Adding an Image to a Web Page

When an image is ready for the Web, you need to use the correct markup toadd it to your page, but you need to know where to store your image as well. Image location You can store images for your Web site in several places. Image storageworks best if it uses relative URLs — stored somewhere on the Web site with your other (X)HTML files. You can store images in the same root as your (X)HTML files, which gets confusing if you have a lot of files, or you can create a graphics or images directory in the root file for your Web site. Relative links...

read more

Bulleted lists in HTML

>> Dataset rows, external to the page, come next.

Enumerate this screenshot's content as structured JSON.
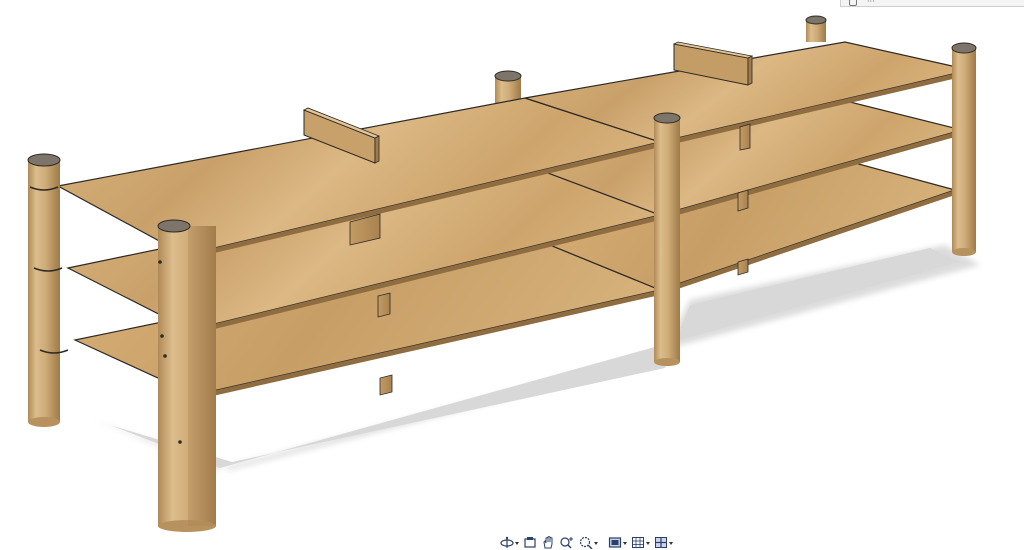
{
  "app": {
    "corner_panel_label": "···"
  },
  "model": {
    "description_text": "",
    "colors": {
      "board_light": "#dcb780",
      "board_mid": "#cfa86f",
      "board_dark": "#b38a52",
      "edge": "#2e2a25",
      "post_light": "#dcbd8c",
      "post_mid": "#c9a36e",
      "post_dark": "#a8824f",
      "post_top": "#7d7569",
      "shadow": "#dedede"
    }
  },
  "toolbar": {
    "buttons": [
      {
        "name": "orbit-tool-button",
        "icon": "orbit-icon",
        "has_menu": true
      },
      {
        "name": "look-at-button",
        "icon": "look-at-icon",
        "has_menu": false
      },
      {
        "name": "pan-button",
        "icon": "hand-pan-icon",
        "has_menu": false
      },
      {
        "name": "zoom-button",
        "icon": "zoom-plus-icon",
        "has_menu": false
      },
      {
        "name": "zoom-window-button",
        "icon": "zoom-window-icon",
        "has_menu": true
      },
      {
        "name": "display-mode-button",
        "icon": "display-mode-icon",
        "has_menu": true
      },
      {
        "name": "grid-button",
        "icon": "grid-icon",
        "has_menu": true
      },
      {
        "name": "viewports-button",
        "icon": "viewports-icon",
        "has_menu": true
      }
    ]
  }
}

A bulleted list consists of one or more items each prefaced by a bullet (often a big dot; this book sometimes uses check marks as bullets). You use this type of list if the items’ order of presentation isn’t necessary for understanding the information presented. Formatting A bulleted list requires the following: ✓ The unordered list element (<ul>) specifies a bulleted list. ✓ A list item element (<li>) marks each item in the list. ✓ The closing tag for the unordered list element (</ul>) indicates that the list has...

read more

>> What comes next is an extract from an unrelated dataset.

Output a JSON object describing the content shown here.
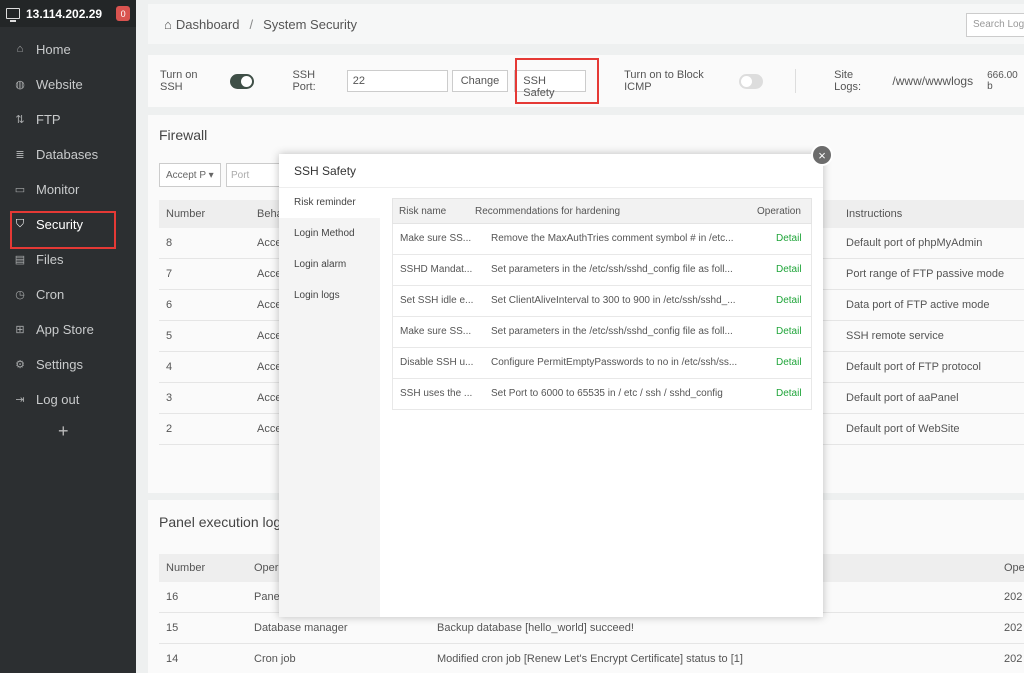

Creating Paragraphs in (X)HTML

Paragraphs appear more often than any other text block in Web pages. HTML browsers don’t recognize hard returns that you enter when you create your page inside an editor. You must use a <p> element to tell the browser to package all text up to the closing </p> tag as a paragraph. Formatting To create a paragraph, follow these steps: 1. Add <p> in the body of the document. 2. Type the content of the paragraph. 3. Add </p> to close that paragraph. Here’s what it looks like: <!DOCTYPE html PUBLIC “-//W3C//DTD...

read more